Countries that have recently begun to regulate their industry have wanted to regulate contract and not in-house. Those that started earlier, however, have gone through a process of maturation and, realising that contract and in-house guarding cannot be separated, have belatedly included in-house security. One of the best regulatory systems is, perhaps surprisingly, in South Africa. It began with contract security and produced an enormous report. Ironically, I was quite helpful with that, not in explaining what regulation there was in this countrywhich would have taken only five minutesbut because of my interest in regulation around the world. South Africa has now realised that in-house must be included.
In Queensland, an evaluation of the Security Providers Act 1993 found significant concerns arising from the exclusion of in-house security. A survey of Australian legislation showed that both New South Wales and South Australia regulate in-house security.
In British Columbia, Canada, an extensive inquiry into the regulatory system recommended that
``the province amend the Private Investigators and Security Agencies Act to regulate the competence and accountability of both employers and employees within the in-house or proprietary sector.''
In Spain, which also has a superb regulatory system and does not want in-house security excluded, in-house security operations have to constitute themselves into private security companies so that they are subject to regulation.
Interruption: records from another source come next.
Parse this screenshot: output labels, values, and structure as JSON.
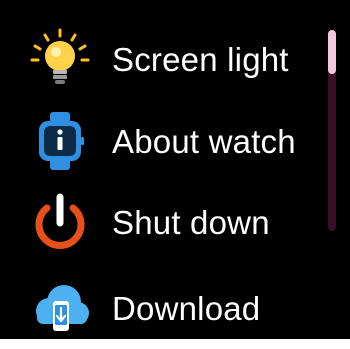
{
  "menu": {
    "items": [
      {
        "label": "Screen light",
        "icon": "lightbulb-icon"
      },
      {
        "label": "About watch",
        "icon": "watch-info-icon"
      },
      {
        "label": "Shut down",
        "icon": "power-icon"
      },
      {
        "label": "Download",
        "icon": "cloud-download-icon"
      }
    ]
  },
  "scrollbar": {
    "position_fraction": 0.0,
    "visible_fraction": 0.22
  },
  "colors": {
    "background": "#000000",
    "text": "#ffffff",
    "bulb_yellow": "#ffc21f",
    "watch_blue": "#2f8fe0",
    "power_orange": "#e8501a",
    "cloud_blue": "#4db0f0",
    "scrollbar_track": "#3a0f2a",
    "scrollbar_thumb": "#f2c9dc"
  }
}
That is an unusual idea.
There are now neighbourhood wardens throughout our country, mostly funded by the Department of the Environment, Transport and the Regions or the Home Office. Is it not rather strange that, although those who are in-house usually have good standards, some may be contracted? I cannot imagine a contract security company wanting to do the duties that in-house neighbourhood wardens have to perform in my constituency with 20 days of training.
It is very important that in-house security is magically restored and put back on the screen. I hope that that will happen. Given its importance in the Government's strategy for combating crime, there must be high standards of competence and security personnel must be of good character. Statutory regulation is essential to achieve that. If the Government are not prepared to license all in-house employees, they should at least consider licensing those who regularly come into contact with the public.
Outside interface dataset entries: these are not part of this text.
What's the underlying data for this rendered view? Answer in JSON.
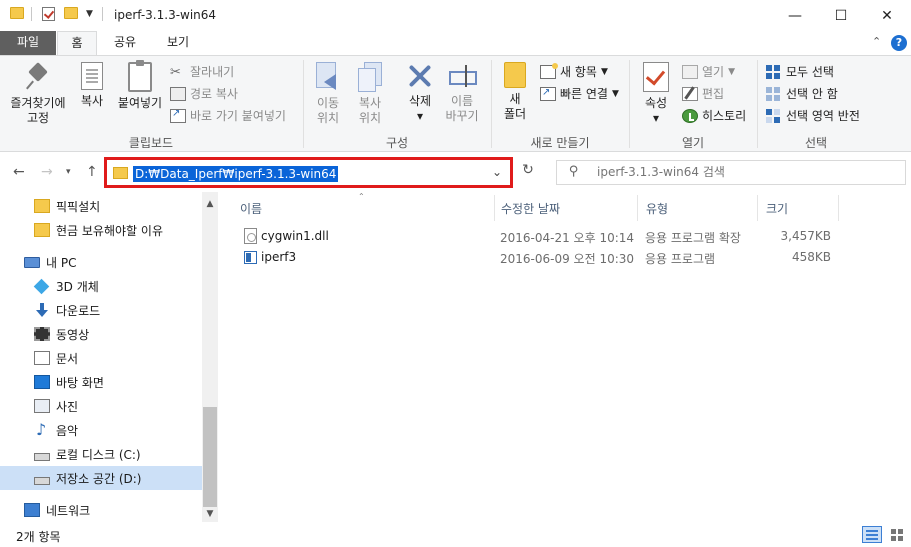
{
  "window": {
    "title": "iperf-3.1.3-win64",
    "minimize": "—",
    "maximize": "☐",
    "close": "✕"
  },
  "ribbon_tabs": [
    "파일",
    "홈",
    "공유",
    "보기"
  ],
  "ribbon": {
    "clipboard": {
      "label": "클립보드",
      "pin": "즐겨찾기에\n고정",
      "pin_line1": "즐겨찾기에",
      "pin_line2": "고정",
      "copy": "복사",
      "paste": "붙여넣기",
      "cut": "잘라내기",
      "copy_path": "경로 복사",
      "paste_shortcut": "바로 가기 붙여넣기"
    },
    "organize": {
      "label": "구성",
      "move_line1": "이동",
      "move_line2": "위치",
      "copy_line1": "복사",
      "copy_line2": "위치",
      "delete": "삭제",
      "rename_line1": "이름",
      "rename_line2": "바꾸기"
    },
    "new": {
      "label": "새로 만들기",
      "folder_line1": "새",
      "folder_line2": "폴더",
      "new_item": "새 항목",
      "easy_access": "빠른 연결"
    },
    "open": {
      "label": "열기",
      "properties": "속성",
      "open": "열기",
      "edit": "편집",
      "history": "히스토리"
    },
    "select": {
      "label": "선택",
      "select_all": "모두 선택",
      "select_none": "선택 안 함",
      "invert": "선택 영역 반전"
    }
  },
  "address": {
    "path": "D:₩Data_Iperf₩iperf-3.1.3-win64",
    "highlight_color": "#e01b1b"
  },
  "search": {
    "placeholder": "iperf-3.1.3-win64 검색"
  },
  "nav_pane": [
    {
      "label": "픽픽설치",
      "icon": "folder-icon"
    },
    {
      "label": "현금 보유해야할 이유",
      "icon": "folder-icon"
    },
    {
      "label": "내 PC",
      "icon": "pc-icon"
    },
    {
      "label": "3D 개체",
      "icon": "3d-objects-icon"
    },
    {
      "label": "다운로드",
      "icon": "download-icon"
    },
    {
      "label": "동영상",
      "icon": "video-icon"
    },
    {
      "label": "문서",
      "icon": "document-icon"
    },
    {
      "label": "바탕 화면",
      "icon": "desktop-icon"
    },
    {
      "label": "사진",
      "icon": "pictures-icon"
    },
    {
      "label": "음악",
      "icon": "music-icon"
    },
    {
      "label": "로컬 디스크 (C:)",
      "icon": "drive-icon"
    },
    {
      "label": "저장소 공간 (D:)",
      "icon": "drive-icon",
      "selected": true
    },
    {
      "label": "네트워크",
      "icon": "network-icon"
    }
  ],
  "columns": {
    "name": "이름",
    "date": "수정한 날짜",
    "type": "유형",
    "size": "크기"
  },
  "files": [
    {
      "name": "cygwin1.dll",
      "date": "2016-04-21 오후 10:14",
      "type": "응용 프로그램 확장",
      "size": "3,457KB",
      "icon": "dll-file-icon"
    },
    {
      "name": "iperf3",
      "date": "2016-06-09 오전 10:30",
      "type": "응용 프로그램",
      "size": "458KB",
      "icon": "exe-file-icon"
    }
  ],
  "status": {
    "item_count": "2개 항목"
  },
  "colors": {
    "accent": "#0a64d8",
    "file_tab": "#5f5f5f",
    "selection": "#cce0f7",
    "folder": "#f5c94c"
  }
}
Some 180 organisations have responded to the Government's consultative paper. They cover in-house security personnel, and include most of the major interests. Of those, five were opposed to regulating in-house security: the Theatrical Management Association and Society of London Theatre, the Museums and Galleries Commission, the National Trust, the Association of Leading Visitor Attractions and a member of the public.
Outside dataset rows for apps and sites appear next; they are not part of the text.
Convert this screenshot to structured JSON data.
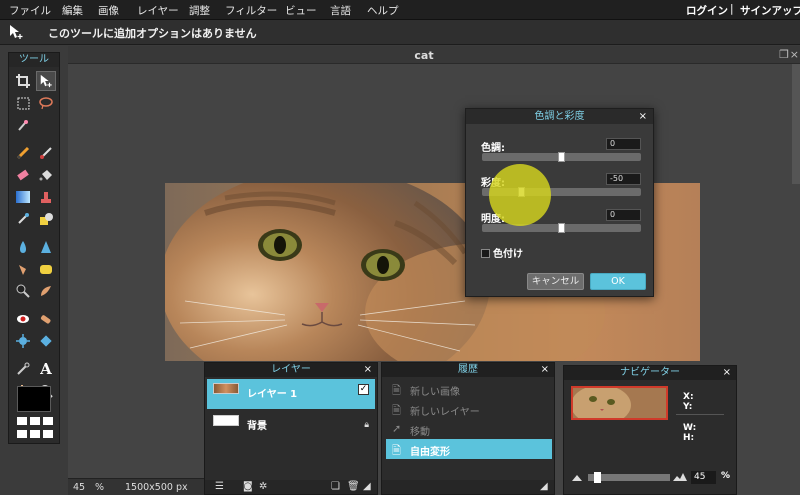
{
  "menubar": {
    "items": [
      "ファイル",
      "編集",
      "画像",
      "レイヤー",
      "調整",
      "フィルター",
      "ビュー",
      "言語",
      "ヘルプ"
    ],
    "login": "ログイン",
    "separator": "|",
    "signup": "サインアップ"
  },
  "options_bar": {
    "message": "このツールに追加オプションはありません"
  },
  "toolbox": {
    "title": "ツール",
    "text_tool_glyph": "A"
  },
  "document": {
    "title": "cat"
  },
  "status": {
    "zoom": "45",
    "zoom_unit": "%",
    "size": "1500x500 px"
  },
  "dialog": {
    "title": "色調と彩度",
    "close": "×",
    "hue_label": "色調:",
    "hue_value": "0",
    "saturation_label": "彩度:",
    "saturation_value": "-50",
    "lightness_label": "明度:",
    "lightness_value": "0",
    "colorize_label": "色付け",
    "cancel_label": "キャンセル",
    "ok_label": "OK"
  },
  "layers": {
    "title": "レイヤー",
    "close": "×",
    "items": [
      {
        "name": "レイヤー 1",
        "selected": true
      },
      {
        "name": "背景",
        "selected": false
      }
    ]
  },
  "history": {
    "title": "履歴",
    "close": "×",
    "items": [
      {
        "label": "新しい画像"
      },
      {
        "label": "新しいレイヤー"
      },
      {
        "label": "移動"
      },
      {
        "label": "自由変形"
      }
    ]
  },
  "navigator": {
    "title": "ナビゲーター",
    "close": "×",
    "x_label": "X:",
    "y_label": "Y:",
    "w_label": "W:",
    "h_label": "H:",
    "zoom": "45",
    "zoom_unit": "%"
  },
  "colors": {
    "accent": "#5bc3dc",
    "highlight": "#d6d61e",
    "menubar_bg": "#202020"
  }
}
Five out of the 180 wanted in-house excluded; so in our democracy, five outvoted 175. The sixth was the better regulation taskforce, whose voice counts for more than the other 175, so in-house security was somehow deleted. I hope that, when the legislation passes, the regulatory authority will have second thoughts and include in-house security. I hope that the time will comeand come soonwhen all contract and in-house security guards are subject to the same regulatory regime.